It is well-established that yoga and meditation provide numerous health benefits. In previous blog posts, we have discussed the importance of lifestyle modifications to the integrative approach to kidney health, including stress management, sleep, and exercise. In this blog, we will detail the benefits of yoga and meditation for kidney health.


Yoga and Meditation for Kidney Health

Yoga and meditation are both considered mind-body interventions which the National Center for Complementary and Integrative Health defines as “a range of procedures or techniques focusing primarily on the connections between the mind, body and behavior and their resultant effects on one’s health”.

Yoga, which is said to have originated in India more than 5,000 years ago, literally means “union” and is a practice that aims to balance and harmonize the mind, body, and emotions. Various styles of yoga include regulated breathing techniques (pranayama), physical postures (asanas), hand gestures (mudras), yogic relaxation (yoga nidra), and more. Meditation encompasses several techniques that are used to influence the mind through mechanisms in the parasympathetic nervous system to bring about calm and relaxation.

Both yoga and meditation have been documented to have measurable positive impact on various chronic conditions, including type 2 diabetes and hypertension, two disease states that are major risk factors for the development of kidney disease. We’ll look at the research supporting the benefits of both for kidney health.



Benefits of Yoga and Meditation for Kidney Health

Benefits of Yoga for Kidney Health

One study looked at the effects of a 6-month yoga program on renal function and quality of life in patients with chronic kidney disease. After 6 months, the yoga group saw a significant reduction in systolic and diastolic blood pressure, blood urea and serum creatinine levels, and significant improvement in quality of life. Furthermore, subjects in the yoga group had reduced      need for dialysis than the control group although not statistically significant.

Another study looked at the effects of a 12-week yoga-based exercise program in hemodialysis patients. Significant improvements were seen for many of the variables measured including pain, fatigue, sleep disturbance, along with significant reductions in creatinine, blood urea, alkaline phosphatase, cholesterol, erythrocyte and hematocrit count.
Although the exact mechanism for many of the benefits of yoga have not been completely understood, they include:



Benefits of Meditation for Kidney Health

In a study of 15 African American males with CKD and high blood pressure, there was a significantly greater reduction in systolic and diastolic blood pressures, mean arterial pressure, heart rate, and muscle sympathetic nerve activity during mindfulness meditation compared with the control.
Those with end-stage renal disease as well as mild CKD have been shown in multiple studies to have chronic activation and elevation of the sympathetic nervous system (SNS). Therefore, using a non-invasive, safe therapeutic intervention such as meditation to lower SNS activity in those with renal disease may mitigate long-term consequences.
One type of mindfulness meditation technique studied in kidney patients is called Benson’s relaxation technique which consists of “eye closing, muscle relaxation, breathing awareness, breathing out stating a word, and returning to the “word” when participants’ thoughts are distracted”. This technique has been shown to reduce levels of anxiety, depression, and improve sleep quality as well as improve quality of life in patients undergoing hemodialysis.
Benefits of meditation for those with kidney disease include:




The Bottom Line

Research has demonstrated that yoga and meditation greatly improve measurable health outcomes and quality of life in those with kidney disease or those looking to protect their kidney health.
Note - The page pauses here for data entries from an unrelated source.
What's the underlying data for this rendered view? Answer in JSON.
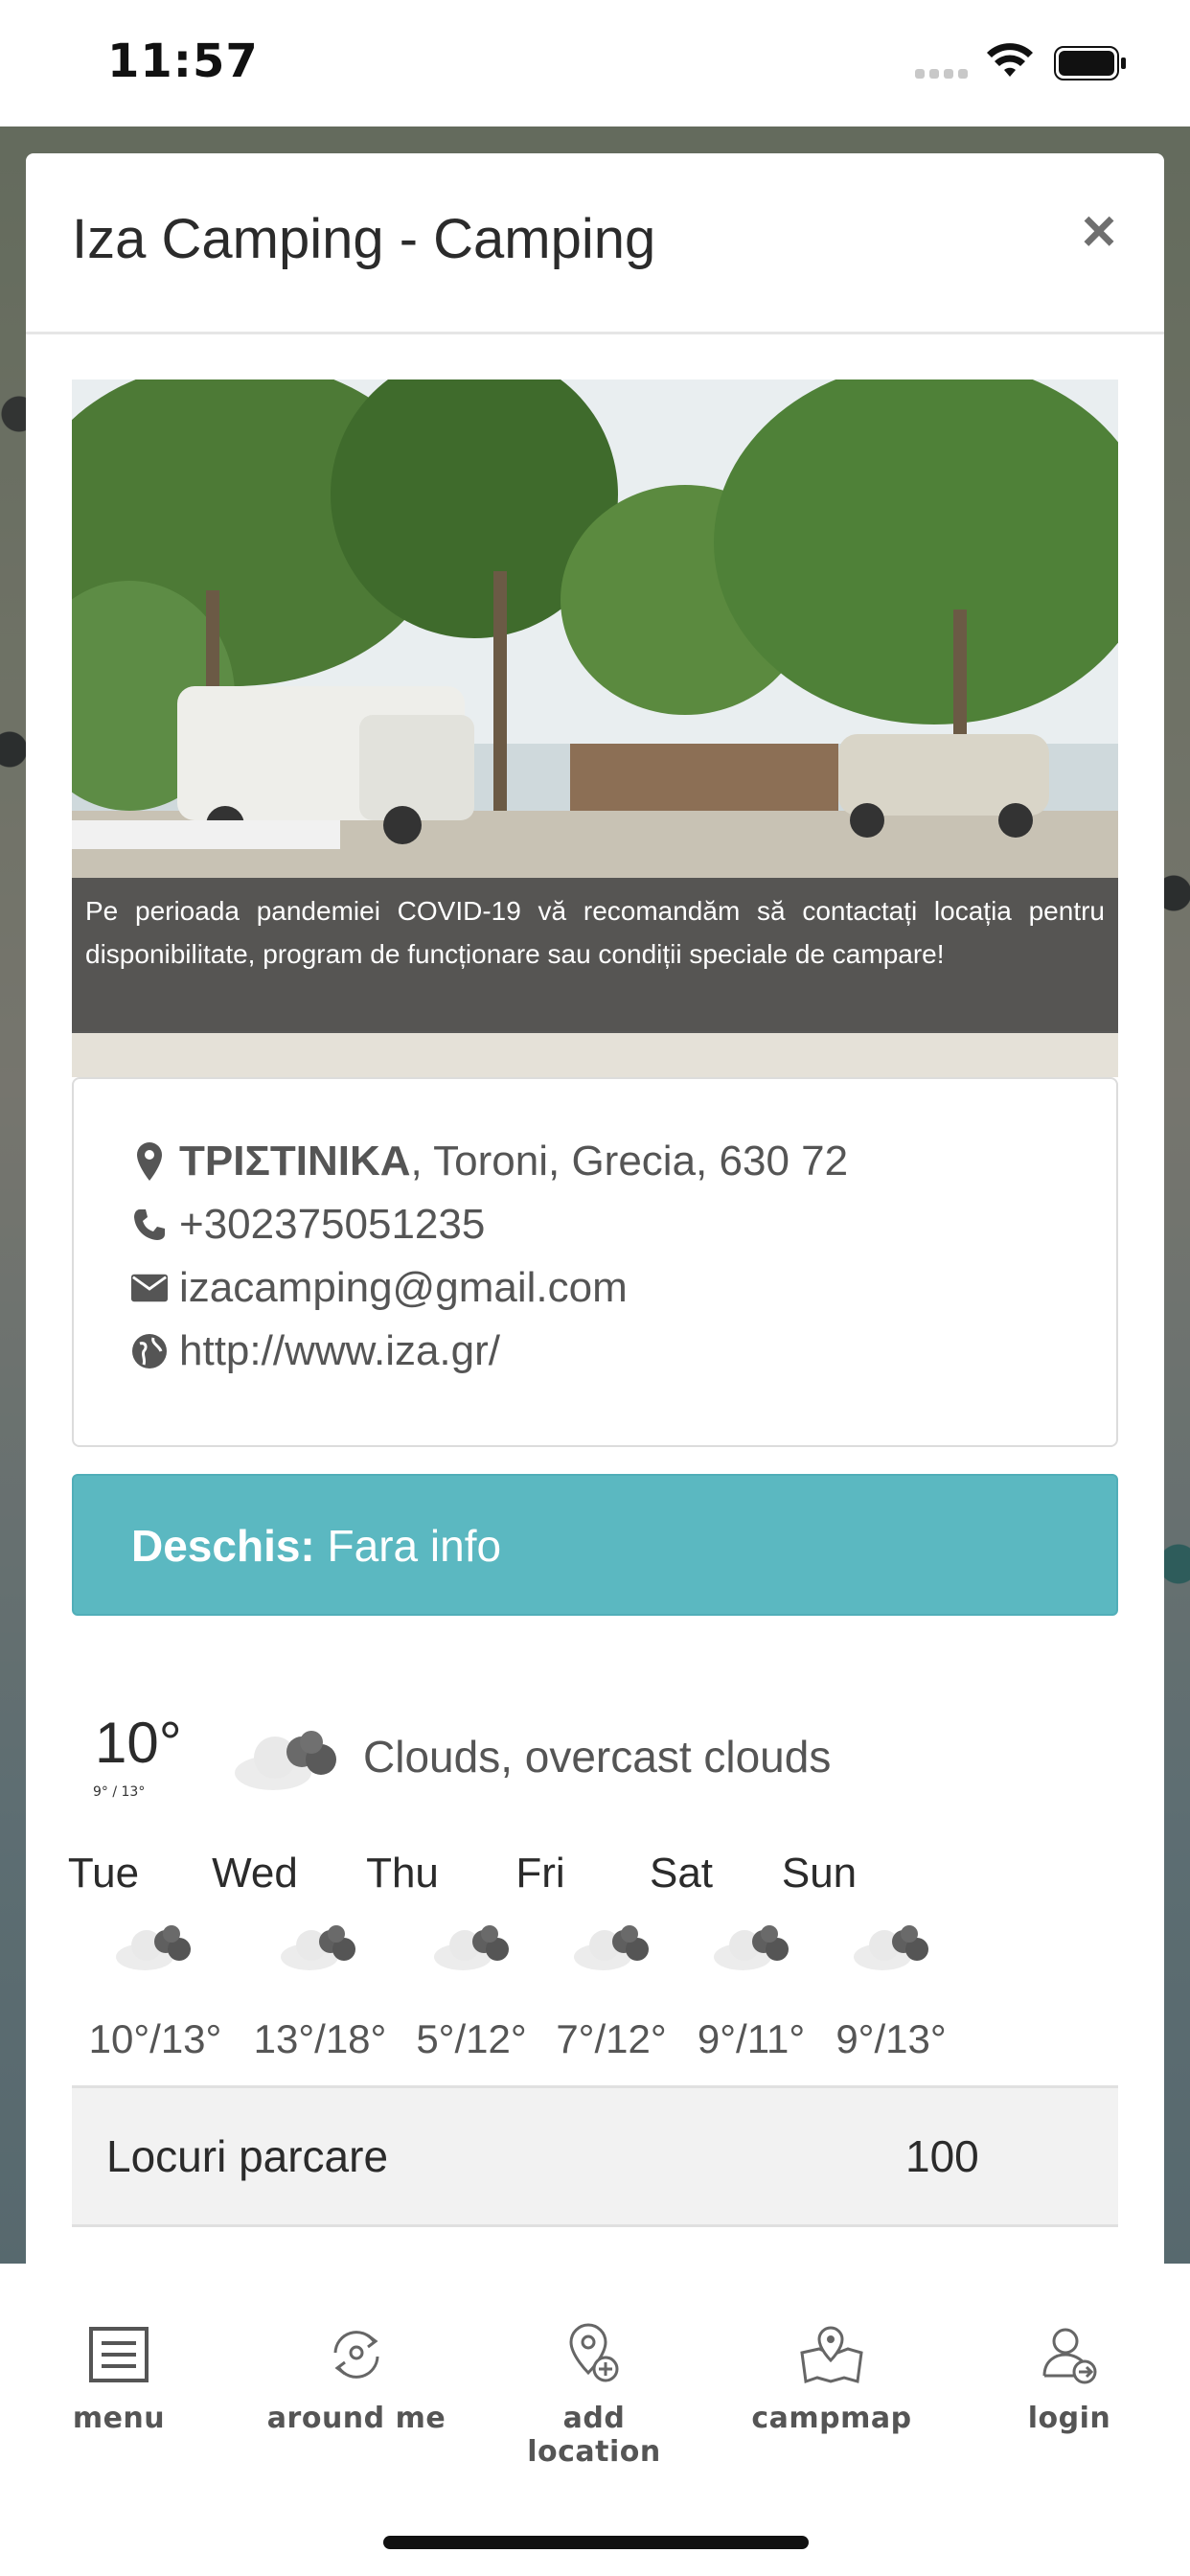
{
  "status_bar": {
    "time": "11:57"
  },
  "modal": {
    "title": "Iza Camping - Camping",
    "close_label": "×",
    "covid_notice": "Pe perioada pandemiei COVID-19 vă recomandăm să contactați locația pentru disponibilitate, program de funcționare sau condiții speciale de campare!"
  },
  "contact": {
    "address_bold": "ΤΡΙΣΤΙΝΙΚΑ",
    "address_rest": ", Toroni, Grecia, 630 72",
    "phone": "+302375051235",
    "email": "izacamping@gmail.com",
    "website": "http://www.iza.gr/"
  },
  "open_status": {
    "label": "Deschis:",
    "value": "Fara info"
  },
  "weather": {
    "current_temp": "10°",
    "current_range": "9° / 13°",
    "description": "Clouds, overcast clouds",
    "forecast": [
      {
        "day": "Tue",
        "temp": "10°/13°"
      },
      {
        "day": "Wed",
        "temp": "13°/18°"
      },
      {
        "day": "Thu",
        "temp": "5°/12°"
      },
      {
        "day": "Fri",
        "temp": "7°/12°"
      },
      {
        "day": "Sat",
        "temp": "9°/11°"
      },
      {
        "day": "Sun",
        "temp": "9°/13°"
      }
    ]
  },
  "details": {
    "label": "Locuri parcare",
    "value": "100"
  },
  "tabbar": {
    "items": [
      {
        "label": "menu",
        "icon": "menu-icon"
      },
      {
        "label": "around me",
        "icon": "around-me-icon"
      },
      {
        "label": "add location",
        "icon": "add-location-icon"
      },
      {
        "label": "campmap",
        "icon": "campmap-icon"
      },
      {
        "label": "login",
        "icon": "login-icon"
      }
    ]
  },
  "colors": {
    "accent": "#5bb8c1",
    "overlay": "#464646"
  }
}
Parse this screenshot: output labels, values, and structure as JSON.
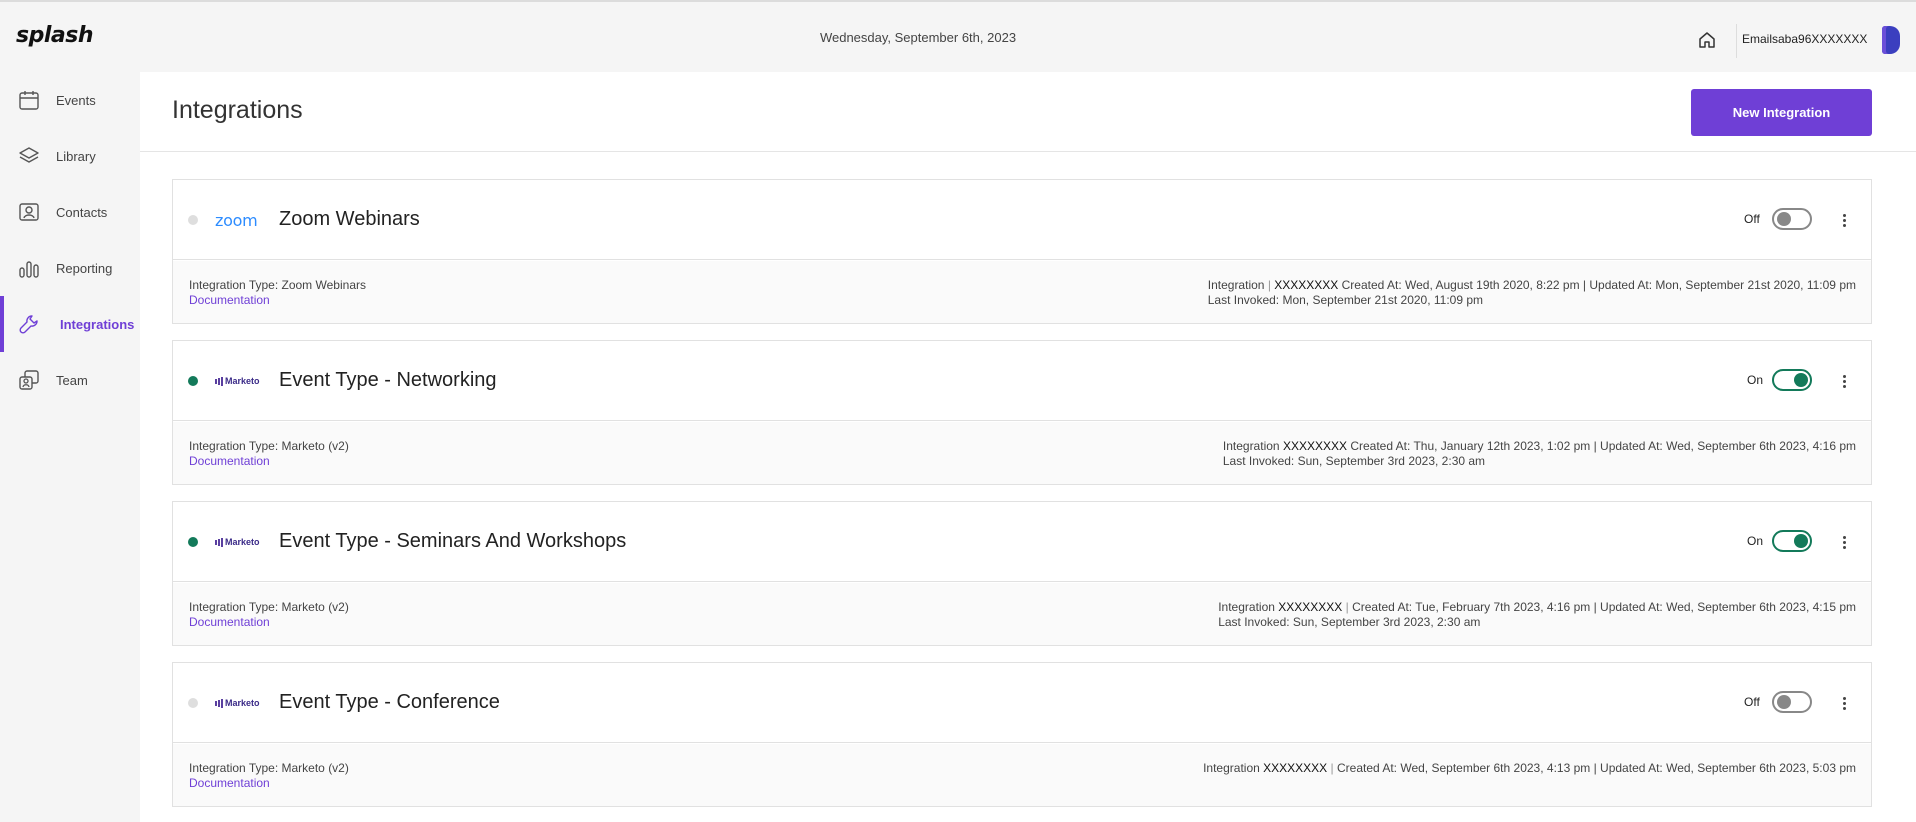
{
  "app": {
    "logo": "splash",
    "date": "Wednesday, September 6th, 2023",
    "user_email": "Emailsaba96XXXXXXX"
  },
  "sidebar": {
    "items": [
      {
        "label": "Events",
        "icon": "calendar-icon",
        "active": false
      },
      {
        "label": "Library",
        "icon": "layers-icon",
        "active": false
      },
      {
        "label": "Contacts",
        "icon": "contact-card-icon",
        "active": false
      },
      {
        "label": "Reporting",
        "icon": "bar-chart-icon",
        "active": false
      },
      {
        "label": "Integrations",
        "icon": "wrench-icon",
        "active": true
      },
      {
        "label": "Team",
        "icon": "team-icon",
        "active": false
      }
    ]
  },
  "page": {
    "title": "Integrations",
    "new_button": "New Integration"
  },
  "integrations": [
    {
      "name": "Zoom Webinars",
      "logo": "zoom",
      "status": "Off",
      "type_line": "Integration Type: Zoom Webinars",
      "doc_label": "Documentation",
      "integration_label": "Integration",
      "integration_id": "XXXXXXXX",
      "created": "Created At: Wed, August 19th 2020, 8:22 pm",
      "updated": "Updated At: Mon, September 21st 2020, 11:09 pm",
      "last_invoked": "Last Invoked: Mon, September 21st 2020, 11:09 pm"
    },
    {
      "name": "Event Type - Networking",
      "logo": "Marketo",
      "status": "On",
      "type_line": "Integration Type: Marketo (v2)",
      "doc_label": "Documentation",
      "integration_label": "Integration",
      "integration_id": "XXXXXXXX",
      "created": "Created At: Thu, January 12th 2023, 1:02 pm",
      "updated": "Updated At: Wed, September 6th 2023, 4:16 pm",
      "last_invoked": "Last Invoked: Sun, September 3rd 2023, 2:30 am"
    },
    {
      "name": "Event Type - Seminars And Workshops",
      "logo": "Marketo",
      "status": "On",
      "type_line": "Integration Type: Marketo (v2)",
      "doc_label": "Documentation",
      "integration_label": "Integration",
      "integration_id": "XXXXXXXX",
      "created": "Created At: Tue, February 7th 2023, 4:16 pm",
      "updated": "Updated At: Wed, September 6th 2023, 4:15 pm",
      "last_invoked": "Last Invoked: Sun, September 3rd 2023, 2:30 am"
    },
    {
      "name": "Event Type - Conference",
      "logo": "Marketo",
      "status": "Off",
      "type_line": "Integration Type: Marketo (v2)",
      "doc_label": "Documentation",
      "integration_label": "Integration",
      "integration_id": "XXXXXXXX",
      "created": "Created At: Wed, September 6th 2023, 4:13 pm",
      "updated": "Updated At: Wed, September 6th 2023, 5:03 pm",
      "last_invoked": ""
    }
  ],
  "colors": {
    "accent": "#6f3fd6",
    "status_on": "#137a5a",
    "status_off": "#dedede",
    "zoom_blue": "#2d8cff"
  }
}
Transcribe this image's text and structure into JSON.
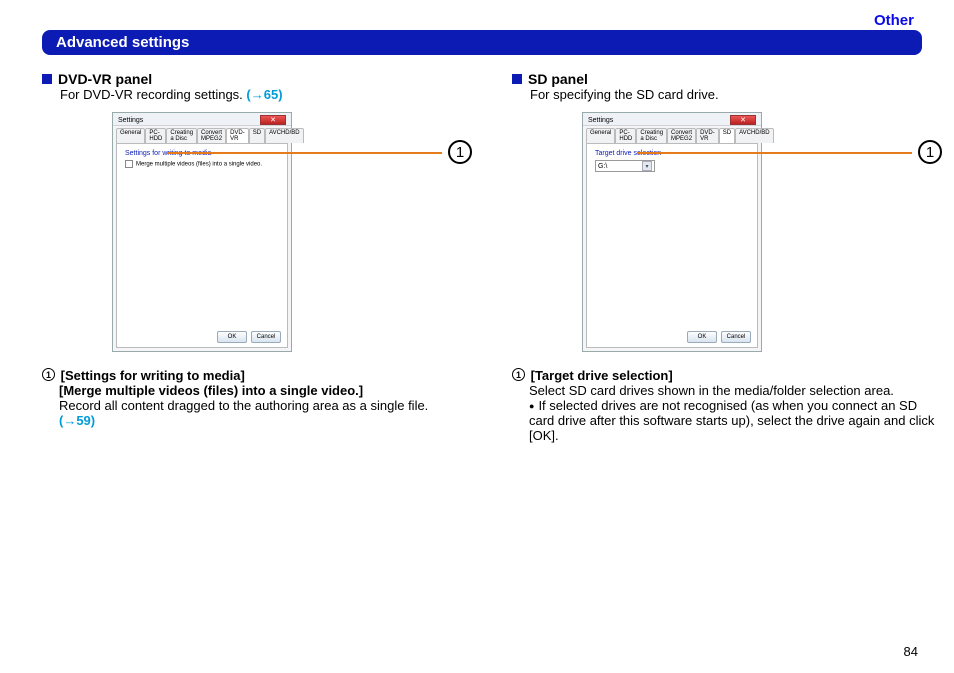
{
  "header_other": "Other",
  "section_title": "Advanced settings",
  "page_number": "84",
  "left": {
    "panel": "DVD-VR panel",
    "desc_pre": "For DVD-VR recording settings. ",
    "desc_link": "(→65)",
    "callout": "1",
    "shot": {
      "title": "Settings",
      "tabs": [
        "General",
        "PC-HDD",
        "Creating a Disc",
        "Convert MPEG2",
        "DVD-VR",
        "SD",
        "AVCHD/BD"
      ],
      "active_tab": "DVD-VR",
      "line1": "Settings for writing to media",
      "cb_label": "Merge multiple videos (files) into a single video.",
      "ok": "OK",
      "cancel": "Cancel"
    },
    "item_num": "1",
    "item_title1": "[Settings for writing to media]",
    "item_title2": "[Merge multiple videos (files) into a single video.]",
    "item_body": "Record all content dragged to the authoring area as a single file.",
    "item_link": "(→59)"
  },
  "right": {
    "panel": "SD panel",
    "desc": "For specifying the SD card drive.",
    "callout": "1",
    "shot": {
      "title": "Settings",
      "tabs": [
        "General",
        "PC-HDD",
        "Creating a Disc",
        "Convert MPEG2",
        "DVD-VR",
        "SD",
        "AVCHD/BD"
      ],
      "active_tab": "SD",
      "line1": "Target drive selection",
      "dd_value": "G:\\",
      "ok": "OK",
      "cancel": "Cancel"
    },
    "item_num": "1",
    "item_title1": "[Target drive selection]",
    "item_body": "Select SD card drives shown in the media/folder selection area.",
    "bullet": "If selected drives are not recognised (as when you connect an SD card drive after this software starts up), select the drive again and click [OK]."
  }
}
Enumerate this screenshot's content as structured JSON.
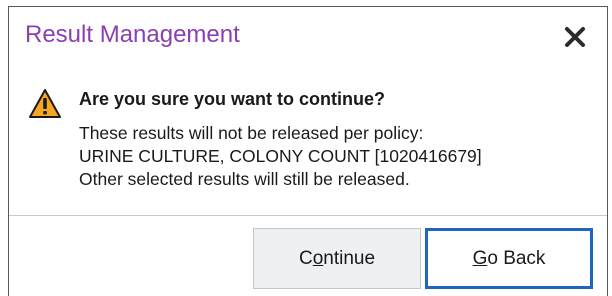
{
  "dialog": {
    "title": "Result Management",
    "close_icon": "close-icon",
    "warning_icon": "warning-icon",
    "question": "Are you sure you want to continue?",
    "message_lines": [
      "These results will not be released per policy:",
      "URINE CULTURE, COLONY COUNT [1020416679]",
      "Other selected results will still be released."
    ]
  },
  "buttons": {
    "continue": {
      "pre": "C",
      "mnemonic": "o",
      "post": "ntinue"
    },
    "go_back": {
      "pre": "",
      "mnemonic": "G",
      "post": "o Back"
    }
  },
  "colors": {
    "title": "#8b3fb3",
    "focus_border": "#1f66c4",
    "warning": "#f5a623"
  }
}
Both modalities are generally safe for most people, but it’s best to consult your physician before initiating any exercise program including a yoga routine. When working with a clinician trained in Integrative or Functional Medicine, they will often suggest incorporating some type of mind-body intervention as part of your holistic therapeutic plan.